Why can't Pakistan clear its terrorist safe havens? Envoy explains. (video)
The US and Pakistan are stuck in an unsatisfactory arrangement where neither side gets what it wants, the envoy says: no Pakistani crackdown on North Waziristan, and ongoing US drone strikes.
Michael Bonfigli /The Christian Science Monitor
Pakistan, following its own national security interests, will resist US pressure to launch a military campaign against terrorist groups in its North Waziristan region that target US forces in neighboring Afghanistan.
And in the absence of a full-scale Pakistani assault, the US will continue to target militants in North Waziristan with drone strikes – as it did this week, killing at least seven suspected terrorists.

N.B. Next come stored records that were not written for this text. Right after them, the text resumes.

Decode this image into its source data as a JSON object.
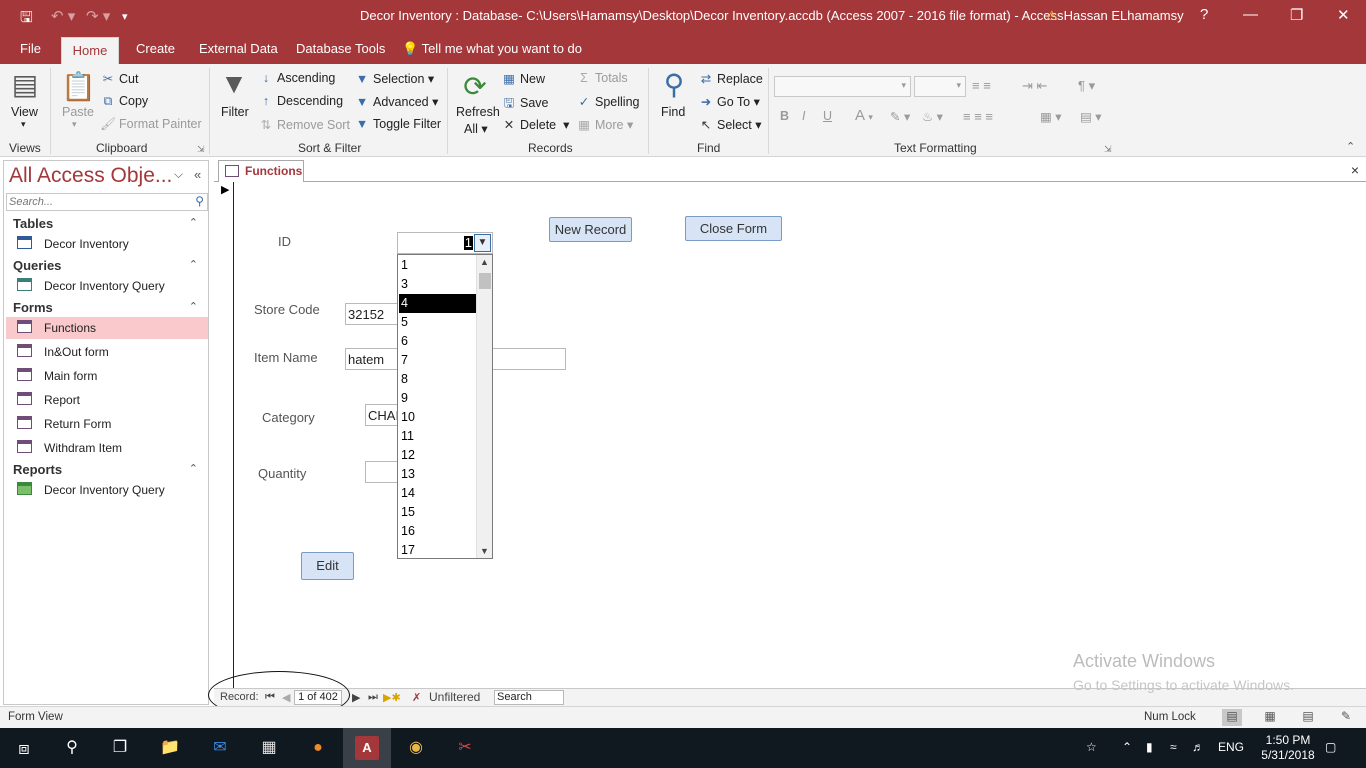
{
  "window": {
    "title": "Decor Inventory : Database- C:\\Users\\Hamamsy\\Desktop\\Decor Inventory.accdb (Access 2007 - 2016 file format)  -  Access",
    "user": "Hassan ELhamamsy",
    "help": "?"
  },
  "ribbon_tabs": [
    "File",
    "Home",
    "Create",
    "External Data",
    "Database Tools"
  ],
  "tell_me": "Tell me what you want to do",
  "ribbon": {
    "views": {
      "view_label": "View",
      "group": "Views"
    },
    "clipboard": {
      "paste": "Paste",
      "cut": "Cut",
      "copy": "Copy",
      "format_painter": "Format Painter",
      "group": "Clipboard"
    },
    "sort_filter": {
      "filter": "Filter",
      "ascending": "Ascending",
      "descending": "Descending",
      "remove_sort": "Remove Sort",
      "selection": "Selection",
      "advanced": "Advanced",
      "toggle_filter": "Toggle Filter",
      "group": "Sort & Filter"
    },
    "records": {
      "refresh": "Refresh",
      "refresh_all": "All",
      "new": "New",
      "save": "Save",
      "delete": "Delete",
      "totals": "Totals",
      "spelling": "Spelling",
      "more": "More",
      "group": "Records"
    },
    "find": {
      "find": "Find",
      "replace": "Replace",
      "goto": "Go To",
      "select": "Select",
      "group": "Find"
    },
    "text_formatting": {
      "bold": "B",
      "italic": "I",
      "underline": "U",
      "font_color": "A",
      "group": "Text Formatting"
    }
  },
  "nav": {
    "title": "All Access Obje...",
    "search_placeholder": "Search...",
    "groups": [
      {
        "label": "Tables",
        "items": [
          "Decor Inventory"
        ]
      },
      {
        "label": "Queries",
        "items": [
          "Decor Inventory Query"
        ]
      },
      {
        "label": "Forms",
        "items": [
          "Functions",
          "In&Out form",
          "Main form",
          "Report",
          "Return Form",
          "Withdram Item"
        ]
      },
      {
        "label": "Reports",
        "items": [
          "Decor Inventory Query"
        ]
      }
    ],
    "selected_item": "Functions"
  },
  "document": {
    "tab_label": "Functions",
    "close": "×"
  },
  "form": {
    "id_label": "ID",
    "id_value": "1",
    "store_code_label": "Store Code",
    "store_code_value": "32152",
    "item_name_label": "Item Name",
    "item_name_value": "hatem",
    "category_label": "Category",
    "category_value": "CHAI",
    "quantity_label": "Quantity",
    "quantity_value": "",
    "new_record": "New Record",
    "close_form": "Close Form",
    "edit": "Edit"
  },
  "id_dropdown": {
    "options": [
      "1",
      "3",
      "4",
      "5",
      "6",
      "7",
      "8",
      "9",
      "10",
      "11",
      "12",
      "13",
      "14",
      "15",
      "16",
      "17"
    ],
    "highlighted": "4"
  },
  "record_nav": {
    "label": "Record:",
    "position": "1 of 402",
    "filter_status": "Unfiltered",
    "search": "Search"
  },
  "watermark": {
    "line1": "Activate Windows",
    "line2": "Go to Settings to activate Windows."
  },
  "status": {
    "view": "Form View",
    "num_lock": "Num Lock"
  },
  "taskbar": {
    "language": "ENG",
    "time": "1:50 PM",
    "date": "5/31/2018"
  }
}
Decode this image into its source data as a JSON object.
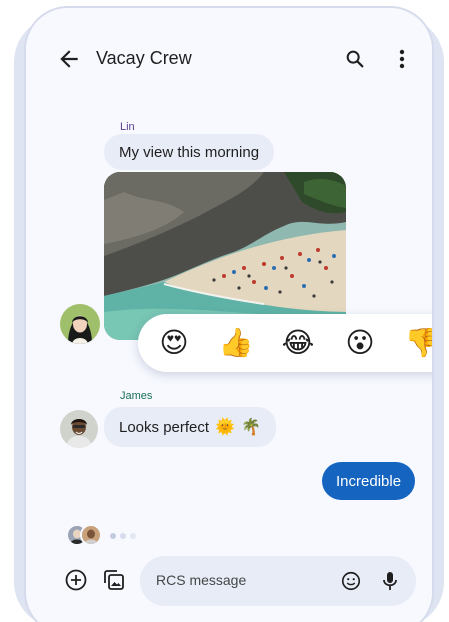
{
  "header": {
    "title": "Vacay Crew"
  },
  "messages": {
    "lin": {
      "sender": "Lin",
      "text": "My view this morning"
    },
    "james": {
      "sender": "James",
      "text": "Looks perfect",
      "emojis": [
        "🌞",
        "🌴"
      ]
    },
    "outgoing": {
      "text": "Incredible"
    }
  },
  "reactions": [
    "😍",
    "👍",
    "😂",
    "😮",
    "👎"
  ],
  "composer": {
    "placeholder": "RCS message"
  },
  "icons": [
    "back-arrow-icon",
    "search-icon",
    "more-vert-icon",
    "add-circle-icon",
    "gallery-icon",
    "emoji-icon",
    "mic-icon"
  ],
  "colors": {
    "accent": "#1565c0",
    "incoming_bubble": "#e8ecf7",
    "lin_name": "#5a3f91",
    "james_name": "#1b6e59"
  }
}
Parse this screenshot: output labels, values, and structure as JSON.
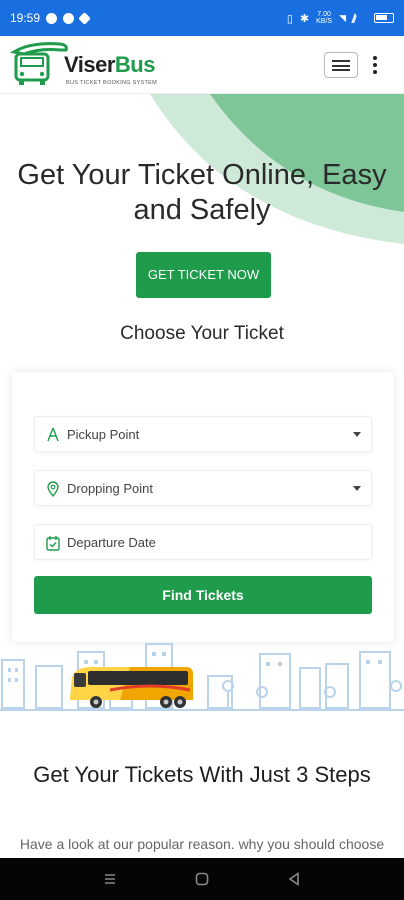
{
  "status_bar": {
    "time": "19:59",
    "network_speed": "7.00\nKB/S",
    "battery": "80"
  },
  "app": {
    "brand_primary": "Viser",
    "brand_secondary": "Bus",
    "tagline": "BUS TICKET BOOKING SYSTEM",
    "accent_color": "#1e9b4b"
  },
  "hero": {
    "title": "Get Your Ticket Online, Easy and Safely",
    "cta_label": "GET TICKET NOW",
    "subtitle": "Choose Your Ticket"
  },
  "form": {
    "pickup_label": "Pickup Point",
    "dropping_label": "Dropping Point",
    "date_label": "Departure Date",
    "submit_label": "Find Tickets",
    "icons": [
      "pickup-icon",
      "location-pin-icon",
      "calendar-check-icon"
    ]
  },
  "steps": {
    "title": "Get Your Tickets With Just 3 Steps",
    "description": "Have a look at our popular reason. why you should choose"
  }
}
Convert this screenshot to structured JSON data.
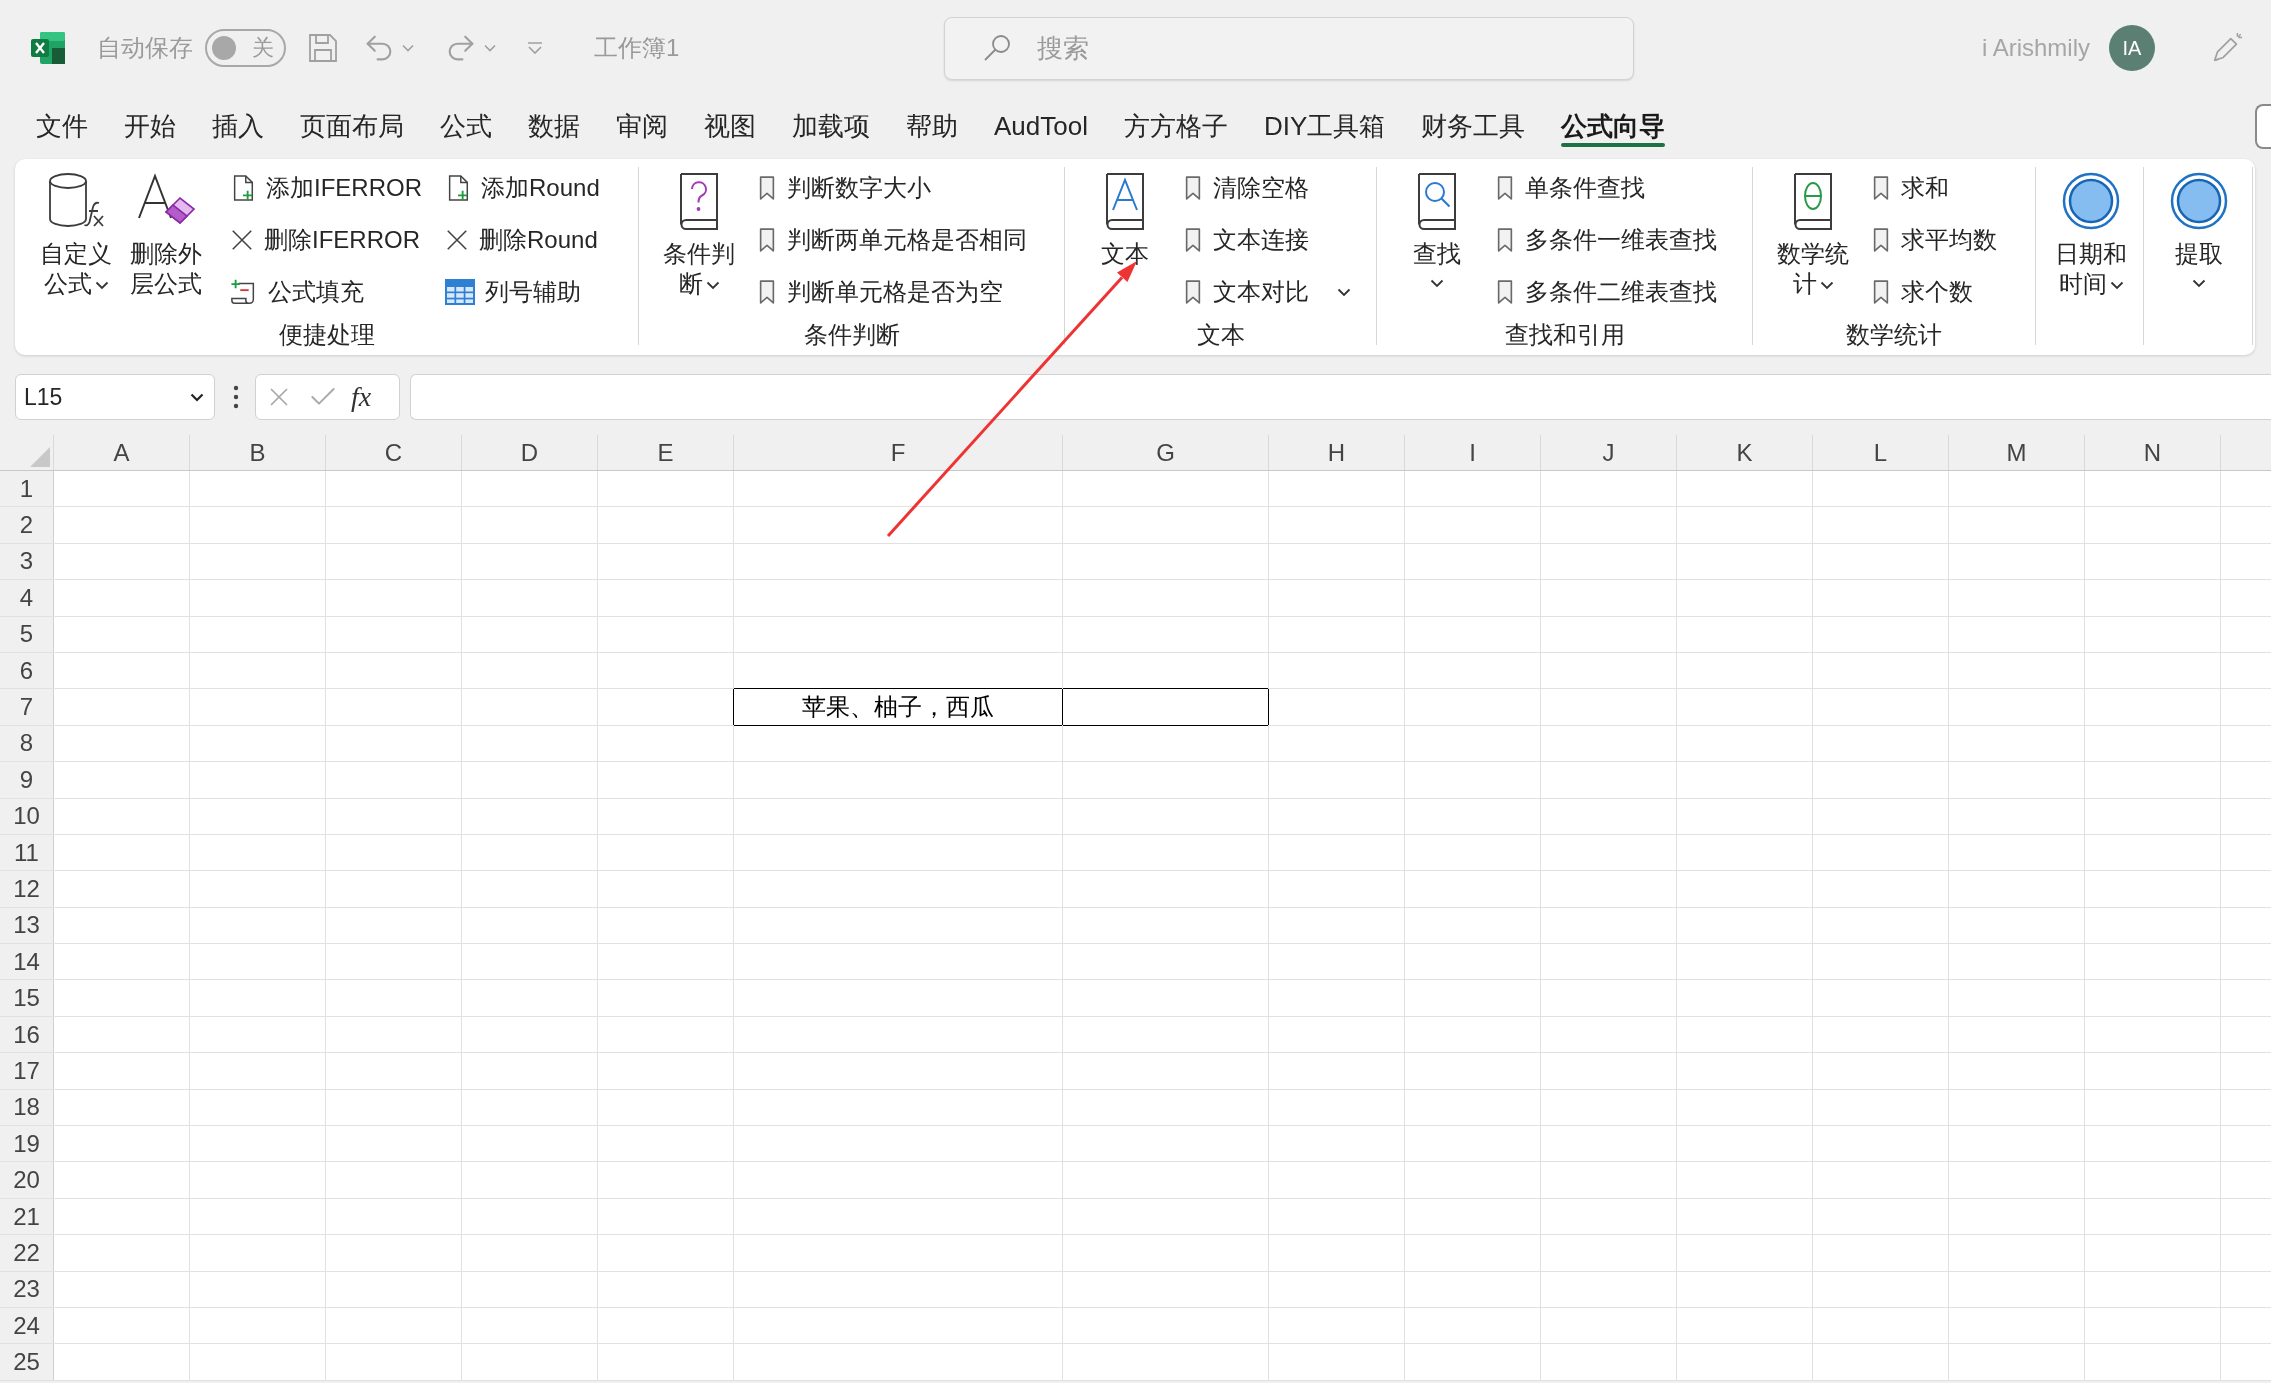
{
  "title_bar": {
    "autosave": {
      "label": "自动保存",
      "on": false,
      "state_text": "关"
    },
    "document_title": "工作簿1",
    "search": {
      "placeholder": "搜索"
    },
    "account": {
      "name": "i Arishmily",
      "initials": "IA"
    }
  },
  "ribbon_tabs": [
    {
      "label": "文件",
      "selected": false
    },
    {
      "label": "开始",
      "selected": false
    },
    {
      "label": "插入",
      "selected": false
    },
    {
      "label": "页面布局",
      "selected": false
    },
    {
      "label": "公式",
      "selected": false
    },
    {
      "label": "数据",
      "selected": false
    },
    {
      "label": "审阅",
      "selected": false
    },
    {
      "label": "视图",
      "selected": false
    },
    {
      "label": "加载项",
      "selected": false
    },
    {
      "label": "帮助",
      "selected": false
    },
    {
      "label": "AudTool",
      "selected": false
    },
    {
      "label": "方方格子",
      "selected": false
    },
    {
      "label": "DIY工具箱",
      "selected": false
    },
    {
      "label": "财务工具",
      "selected": false
    },
    {
      "label": "公式向导",
      "selected": true
    }
  ],
  "ribbon_groups": [
    {
      "label": "便捷处理",
      "items": [
        {
          "kind": "large",
          "label": "自定义公式",
          "has_menu": true
        },
        {
          "kind": "large",
          "label": "删除外层公式",
          "has_menu": false
        },
        {
          "kind": "stack",
          "buttons": [
            {
              "label": "添加IFERROR",
              "has_menu": false
            },
            {
              "label": "删除IFERROR",
              "has_menu": false
            },
            {
              "label": "公式填充",
              "has_menu": false
            }
          ]
        },
        {
          "kind": "stack",
          "buttons": [
            {
              "label": "添加Round",
              "has_menu": false
            },
            {
              "label": "删除Round",
              "has_menu": false
            },
            {
              "label": "列号辅助",
              "has_menu": false
            }
          ]
        }
      ]
    },
    {
      "label": "条件判断",
      "items": [
        {
          "kind": "large",
          "label": "条件判断",
          "has_menu": true
        },
        {
          "kind": "stack",
          "buttons": [
            {
              "label": "判断数字大小",
              "has_menu": false
            },
            {
              "label": "判断两单元格是否相同",
              "has_menu": false
            },
            {
              "label": "判断单元格是否为空",
              "has_menu": false
            }
          ]
        }
      ]
    },
    {
      "label": "文本",
      "items": [
        {
          "kind": "large",
          "label": "文本",
          "has_menu": false
        },
        {
          "kind": "stack",
          "buttons": [
            {
              "label": "清除空格",
              "has_menu": false
            },
            {
              "label": "文本连接",
              "has_menu": false
            },
            {
              "label": "文本对比",
              "has_menu": true
            }
          ]
        }
      ]
    },
    {
      "label": "查找和引用",
      "items": [
        {
          "kind": "large",
          "label": "查找",
          "has_menu": true
        },
        {
          "kind": "stack",
          "buttons": [
            {
              "label": "单条件查找",
              "has_menu": false
            },
            {
              "label": "多条件一维表查找",
              "has_menu": false
            },
            {
              "label": "多条件二维表查找",
              "has_menu": false
            }
          ]
        }
      ]
    },
    {
      "label": "数学统计",
      "items": [
        {
          "kind": "large",
          "label": "数学统计",
          "has_menu": true
        },
        {
          "kind": "stack",
          "buttons": [
            {
              "label": "求和",
              "has_menu": false
            },
            {
              "label": "求平均数",
              "has_menu": false
            },
            {
              "label": "求个数",
              "has_menu": false
            }
          ]
        }
      ]
    },
    {
      "items": [
        {
          "kind": "large",
          "label": "日期和时间",
          "has_menu": true
        }
      ]
    },
    {
      "items": [
        {
          "kind": "large",
          "label": "提取",
          "has_menu": true
        }
      ]
    }
  ],
  "formula_bar": {
    "name_box": "L15",
    "function_button": "fx"
  },
  "sheet": {
    "columns": [
      {
        "label": "A"
      },
      {
        "label": "B"
      },
      {
        "label": "C"
      },
      {
        "label": "D"
      },
      {
        "label": "E"
      },
      {
        "label": "F"
      },
      {
        "label": "G"
      },
      {
        "label": "H"
      },
      {
        "label": "I"
      },
      {
        "label": "J"
      },
      {
        "label": "K"
      },
      {
        "label": "L"
      },
      {
        "label": "M"
      },
      {
        "label": "N"
      }
    ],
    "rows": [
      {
        "label": "1"
      },
      {
        "label": "2"
      },
      {
        "label": "3"
      },
      {
        "label": "4"
      },
      {
        "label": "5"
      },
      {
        "label": "6"
      },
      {
        "label": "7",
        "cells": [
          {
            "bordered": false
          },
          {
            "bordered": false
          },
          {
            "bordered": false
          },
          {
            "bordered": false
          },
          {
            "bordered": false
          },
          {
            "bordered": true,
            "value": "苹果、柚子，西瓜"
          },
          {
            "bordered": true
          }
        ]
      },
      {
        "label": "8"
      },
      {
        "label": "9"
      },
      {
        "label": "10"
      },
      {
        "label": "11"
      },
      {
        "label": "12"
      },
      {
        "label": "13"
      },
      {
        "label": "14"
      },
      {
        "label": "15"
      },
      {
        "label": "16"
      },
      {
        "label": "17"
      },
      {
        "label": "18"
      },
      {
        "label": "19"
      },
      {
        "label": "20"
      },
      {
        "label": "21"
      },
      {
        "label": "22"
      },
      {
        "label": "23"
      },
      {
        "label": "24"
      },
      {
        "label": "25"
      }
    ]
  }
}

The result of this arrangement between Pakistan and the United States, which doesn’t fully satisfy either side, is that tensions between two partners that have soared to new heights this year are likely to continue.
That scenario, as unsatisfactory as it may be to both Pakistan and the US, looks to be around for a while, based on an assessment of US-Pakistani relations by Pakistan’s ambassador to the US, Husain Haqqani.
“I think both sides understand the other’s positions,” Pakistan’s chief diplomat in Washington said as he fielded journalists’ questions at a Monitor breakfast Wednesday. “We are moving ahead in ways that American lives won’t be put at risk in Afghanistan, and that ensure Pakistan is able to maintain its interests.”
But Ambassador Haqqani also reiterated Pakistan’s insistence that the military, which officials say is stretched thin fighting militants elsewhere, won’t launch the kind of assault in North Waziristan that it has in South Waziristan and in the Swat Valley.
Secretary of State Hillary Rodham Clinton made a surprise trip to Islamabad last month, during which she laid out a “time to get with the program” message on the need for Pakistan to take on the militant groups it has harbored and in some cases nurtured.
A focus of that message was the Haqqani network based in North Waziristan, a group involved in attacks on US forces in neighboring Afghanistan.
But Haqqani said Wednesday that US officials now understand better Pakistan’s internal constraints in confronting some groups. He listed two red lines that Pakistan has laid down with the US concerning what it will and won’t do in the battle with terrorism: Pakistan won’t act in ways that involve “taking risks with our own internal cohesion,” he said, or that would pose “risks to our own national security.”
The down side of that approach for Pakistan is that it virtually guarantees that the strikes by unmanned US drones will continue and even increase. Suspected US drones struck just before midnight Tuesday in South Waziristan, killing 16 suspected militants, Pakistani intelligence officials were quoted as saying Wednesday.
Haqqani repeated Pakistan’s public position that the drone strikes are a violation of Pakistani sovereignty, and that they contribute to America’s poor image in the country – a problem he said actually boosts militants’ recruiting efforts.
“We have always let be known our opposition to the American strikes,” he said, adding that the issue is also not one that “we want to bring into open debate.” But he noted that even American officials have questioned the use of drones to hit suspected militants, wondering if over the longer term “we are creating more rather than less bad guys.”
Pakistan has continued to receive billions of dollars a year in American military and civilian development assistance despite a perception in the US that Pakistan is working against US interests. That sentiment has led a number of US officials and others – most recently several Republican presidential candidates – to question the wisdom of continuing the aid.
Haqqani said the US needs to consider that the aid it offers Pakistan works in America’s interest. “From your country’s perspective, [aid] makes sense,” he said, noting specifically that high-profile efforts like recent assistance to earthquake and flood victims in Pakistan “win hearts and minds.”
But he also acknowledged that the effort to improve America’s image has a long way to go, noting that a recent Pew Research Center survey found a meager 12 percent of Pakistanis have a positive view of the US. The dislike appears to be mutual: Haqqani noted that another recent survey from Rasmussen found that 40 percent of Americans consider Pakistan to be America’s “enemy.”
In any case, Haqqani said that Pakistan, while it appreciates the aid it receives, is more interested in building a relationship with the US based on trade and mutual strategic interests – something closer, in other words, to what the US is developing with Pakistan’s regional rival, India.
That may be the goal, but even given the somewhat-varnished tableau Haqqani painted of US-Pakistan relations, the two uneasy partners seem unlikely to get there any time soon.